For more information, we would love to start a conversation with you for your productivity needs. Call (877) 611-5825 or fill out a contact form so we can get back to you on your time. 

MTConnect vs OPC UA

mtconnect In the January issue of Modern Machine Shop, Josh Davids of DataXchange discusses the difference between two different, popular protocols. MTConnect and OPC UA are compared.

“Although OPC UA and MTConnect are both http-based protocols (which makes them usable on internet-enabled networks), the question why MTConnect exists often arises since OPC UA has been around for a while and has wide support throughout industry,” Davids said.

“If we view machine monitoring at a high level, it’s apparent that MTConnect is best-suited for equipment with standardized functions, such as CNC controls or other equipment that has known capability. OPC UA is generally best-suited for one-off integration projects that use programmable logic controllers (PLCs),” Davids continued. “Another difference is that OPC UA can be a read-write protocol, whereas MTConnect is read-only. Nothing can be written back to the machine.”

There is much more insight on why MTConnect and OPC UA are different in Davids’ contribution piece.

MTConnect versus Fanuc FOCAS

MTConnect versus other protocols 

For more information on machine monitoring, DataXchange or MTConnect, please contact us! We are the #1 reseller of DataXchange and we have the distinction of being an MTConnect Institute Roster Member. Call (877) 611-5825 or fill out a contact form.

Machinists Are Not The Problem

cnc machinists When working production on a manufacturing shop floor, productivity issues happen. Nothing is perfect – this includes your employees and equipment.

Some leaders may automatically assume that machinists are to blame for productivity decreases. They think they are not doing their job since they are directly handling the machines.

Before we jump to this conclusion, we need to ask if we are being fair. Especially to skilled workers who are the backbone of the manufacturing industry.

According to a study shared by Harvard Business Review, “when leaders are fair to the members of their team, the team members display more citizenship behavior and are more productive, both individually and as a team.”

With this in mind, here are three productivity problems and the tools you can use to combat each of them. Read on for more! 

Read more

Shop Floor Newsletter – November 2017 – Lights Out Manufacturing

lights out manufacturingThe following is an archived copy of our Shop Floor Automations newsletter from November 2017 focusing on lights-out manufacturing:

2018 is coming up fast. What are your main concerns with your manufacturing production? If productivity is a major focus, then getting started with lights out manufacturing is a good goal to reach for.

We previously focused on lights-out manufacturing (AKA lights out manufacturing) in regards to battling rising electricity costs for 2016. However, the power bill for your shop floor is only one of many concerns.

Does the manufacturing skills gap limit what you can manufacture and get out the door to customers? Do you perhaps want to aim for fewer injuries in the workplace, or want better quality of products? Taking advantage of lights-out manufacturing can help with all of these issues.

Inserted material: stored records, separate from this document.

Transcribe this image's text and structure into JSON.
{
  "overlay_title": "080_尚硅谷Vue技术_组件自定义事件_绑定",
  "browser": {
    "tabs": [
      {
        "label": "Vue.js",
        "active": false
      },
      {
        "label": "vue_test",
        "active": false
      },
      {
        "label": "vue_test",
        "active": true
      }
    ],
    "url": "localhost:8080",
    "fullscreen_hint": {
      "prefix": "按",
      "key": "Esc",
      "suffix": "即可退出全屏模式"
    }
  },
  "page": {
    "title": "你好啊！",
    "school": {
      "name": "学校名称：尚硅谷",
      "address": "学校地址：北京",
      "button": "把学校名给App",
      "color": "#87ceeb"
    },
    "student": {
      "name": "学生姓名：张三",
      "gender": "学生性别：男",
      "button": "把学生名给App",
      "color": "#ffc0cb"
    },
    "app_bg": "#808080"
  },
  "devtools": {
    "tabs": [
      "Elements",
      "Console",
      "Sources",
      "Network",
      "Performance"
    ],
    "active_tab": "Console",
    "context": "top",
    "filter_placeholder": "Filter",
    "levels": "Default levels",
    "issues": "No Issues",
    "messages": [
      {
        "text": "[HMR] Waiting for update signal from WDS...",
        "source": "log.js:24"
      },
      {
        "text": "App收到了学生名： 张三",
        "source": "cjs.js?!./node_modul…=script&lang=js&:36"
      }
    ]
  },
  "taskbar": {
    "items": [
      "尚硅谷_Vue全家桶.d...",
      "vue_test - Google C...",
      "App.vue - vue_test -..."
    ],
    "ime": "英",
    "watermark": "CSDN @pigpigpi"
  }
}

One crucial part of adopting lights-out manufacturing in your shop helps to minimize labor costs for each part you make, which in turn helps you compete on a global level. This helps the Made in America movement grow stronger while increasing your profits and customer base.

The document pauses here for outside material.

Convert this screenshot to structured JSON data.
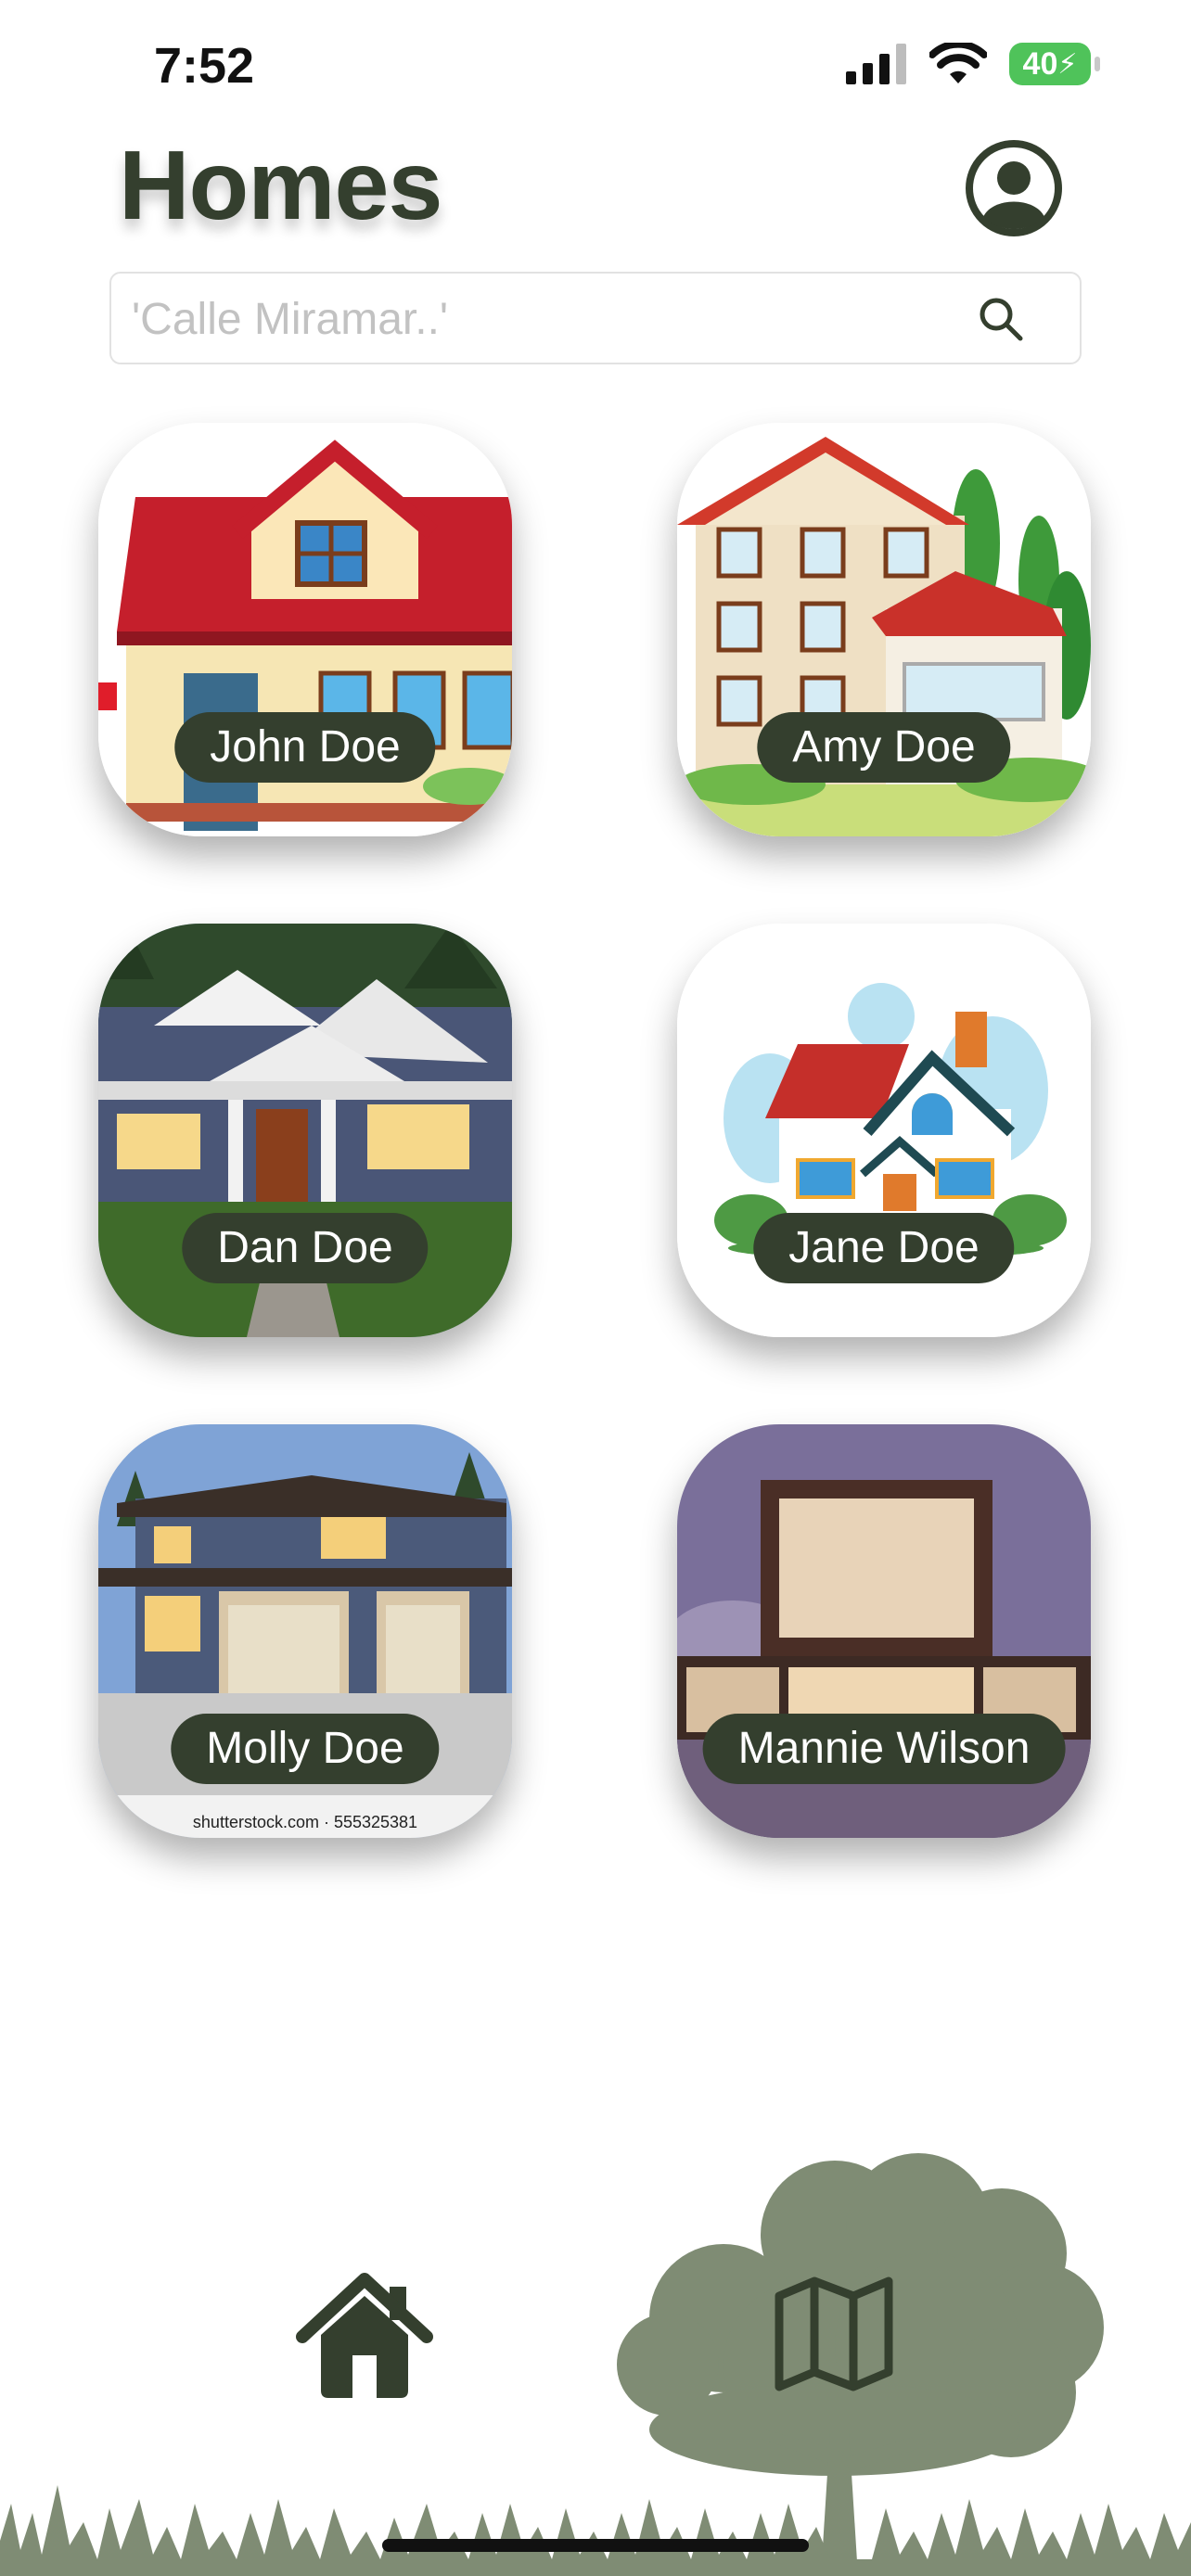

How can Shop Floor Automations help you begin the path to lights-out manufacturing? Production Machining states that machine monitoring is a pivotal part of the process, since “there is always the possibility of machine failure, cutting tool breakage, power outages, and other unexpected issues.”

Put in a request for more info on lights-out manufacturing by calling (877) 611-5825! You can also fill out a request for info form here. Link to original newsletter here